Gold is by far the most important mineral in eastern DR Congo’s artisanal mining sector, with around 80% of the miners in the 2013-2015 dataset working in a gold mines. Based on a conservative analysis of the production estimates, a digger produces on average around 1.17 grams of gold per week, which leads to an estimated annual production of 11.6 tons of gold on the mining sites that were visited by the field teams between 2013 and 2015.

In the 2013-2015 dataset the 3T sector employs around 16% of the artisanal miners in eastern DRC. Of the estimated 42,800 3T miners in the dataset, approximately 22,400 were working on mining sites covered by the iTSCi traceability program.

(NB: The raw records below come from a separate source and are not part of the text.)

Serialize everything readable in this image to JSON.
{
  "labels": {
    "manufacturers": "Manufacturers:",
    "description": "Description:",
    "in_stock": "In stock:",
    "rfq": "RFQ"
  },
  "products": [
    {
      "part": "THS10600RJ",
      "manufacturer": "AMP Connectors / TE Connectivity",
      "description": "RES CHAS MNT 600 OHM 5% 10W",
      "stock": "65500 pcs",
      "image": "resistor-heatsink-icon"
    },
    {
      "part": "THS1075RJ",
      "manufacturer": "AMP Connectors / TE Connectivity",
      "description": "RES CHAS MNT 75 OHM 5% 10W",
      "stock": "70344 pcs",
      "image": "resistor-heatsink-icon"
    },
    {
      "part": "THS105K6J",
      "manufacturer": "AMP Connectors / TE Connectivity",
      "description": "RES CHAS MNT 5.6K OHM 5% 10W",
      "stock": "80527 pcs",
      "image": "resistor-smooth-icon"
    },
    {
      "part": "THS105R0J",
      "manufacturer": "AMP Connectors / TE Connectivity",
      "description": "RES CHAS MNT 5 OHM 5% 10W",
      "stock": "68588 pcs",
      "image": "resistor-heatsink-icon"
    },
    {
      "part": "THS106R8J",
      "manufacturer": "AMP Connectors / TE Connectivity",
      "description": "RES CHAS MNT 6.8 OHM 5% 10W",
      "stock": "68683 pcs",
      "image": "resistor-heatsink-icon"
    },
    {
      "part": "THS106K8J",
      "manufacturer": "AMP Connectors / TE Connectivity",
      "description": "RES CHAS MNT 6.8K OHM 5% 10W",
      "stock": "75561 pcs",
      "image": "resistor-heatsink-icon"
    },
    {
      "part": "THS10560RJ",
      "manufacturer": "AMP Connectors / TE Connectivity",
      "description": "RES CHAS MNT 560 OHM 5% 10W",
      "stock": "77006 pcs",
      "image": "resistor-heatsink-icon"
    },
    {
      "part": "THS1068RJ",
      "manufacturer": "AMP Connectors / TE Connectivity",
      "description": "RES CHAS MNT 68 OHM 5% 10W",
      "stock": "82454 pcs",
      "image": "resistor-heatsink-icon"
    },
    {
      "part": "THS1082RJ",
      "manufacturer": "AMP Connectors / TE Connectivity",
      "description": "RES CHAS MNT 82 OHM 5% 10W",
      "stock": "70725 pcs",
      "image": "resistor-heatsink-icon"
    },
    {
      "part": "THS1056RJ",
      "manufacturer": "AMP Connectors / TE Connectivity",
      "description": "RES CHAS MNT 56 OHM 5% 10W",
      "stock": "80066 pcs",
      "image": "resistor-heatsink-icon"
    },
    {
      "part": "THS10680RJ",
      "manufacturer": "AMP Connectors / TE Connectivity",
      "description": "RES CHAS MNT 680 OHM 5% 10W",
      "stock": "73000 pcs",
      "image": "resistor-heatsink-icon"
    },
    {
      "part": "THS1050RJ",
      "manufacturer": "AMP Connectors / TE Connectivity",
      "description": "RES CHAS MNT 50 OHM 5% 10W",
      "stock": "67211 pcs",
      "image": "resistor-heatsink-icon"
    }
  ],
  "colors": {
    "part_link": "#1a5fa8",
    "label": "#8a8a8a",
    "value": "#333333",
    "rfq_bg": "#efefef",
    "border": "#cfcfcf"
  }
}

The field teams observed an armed presence at 56% of the mines between 2013 and 2015. At 38% of the mines, FARDC elements were permanently or regularly present, although in 11 percentage points, no interference with mining activities was observed. At least one non-state armed group was present at 25 % of the mining sites. When disaggregating the data between 3T minerals and gold, it immediately becomes apparent that there is far less armed interference in the 3T sector. About 21 % of artisanal 3T miners in our 2013-2015 survey work under the influence of armed actors, compared to 64 % in the gold sector.

Several differences appear between each of the eastern provinces. In the territories that have been visited in the former Orientale province, gold was nearly the only mineral that artisanal miners exploited. In its southern territories, bordering North Kivu and Maniema, more than 90 % of the miners in the 2015 dataset are working in mines where armed men were observed. The main armed actors interfering in former Orientale’s gold sector are FARDC elements. There have also been some cases of interference by Mai-Mai Simba and FRPI rebels.

In North Kivu, 3T minerals are also an important source of income for many artisanal miners: 32% of them work in 3T mines, whereas 69%3 of them work in gold mines. The province’s mining sector is traditionally affected by the interference of armed men, even though two major mining sites have been demilitarised over the last years, i.e. Omate and Bisie. Besides elements of the FARDC, fighters of the armed groups FDLR and NDC are notorious for the income they generate from North Kivu’s mining sector. For example, illegal taxation at a string of gold mines in Lubero territory renders the FDLR more than 6,000 USD per week.

Gold is also by far the number one mineral in South Kivu, employing 87 % of the province’s workforce in the 2015 dataset. As opposed to North Kivu, there is a clearer difference between various minerals with regards to levels of armed interference. 77 % of the visited gold mines endure some form of armed presence, while this is 46 % for 3T mines. While FARDC elements are by far the main armed actors interfering in the province’s artisanal mining sector, the Raïa Mutomboki are also present at some mines in Shabunda.

Maniema’s mining sites are largely free from militarisation, as opposed to the other provinces. Despite the relatively low interference of armed men in the province’s mining sector, a lot of barriers to curtail illegal trade persist. Nevertheless, some responsible trading initiatives are currently being developed in Maniema, i.e. the iTSCi traceability system and the support to the cooperative COMICA at the Matete gold mine near Banro Corporation’s concession. These efforts however still have to cope with several incidents and complaints of local actors.

At mining sites that have been visited in the old Katanga province (Tanganyika, Haut-Lomami and Haut-Katanga), there were hardly any reports of armed actors’ interference.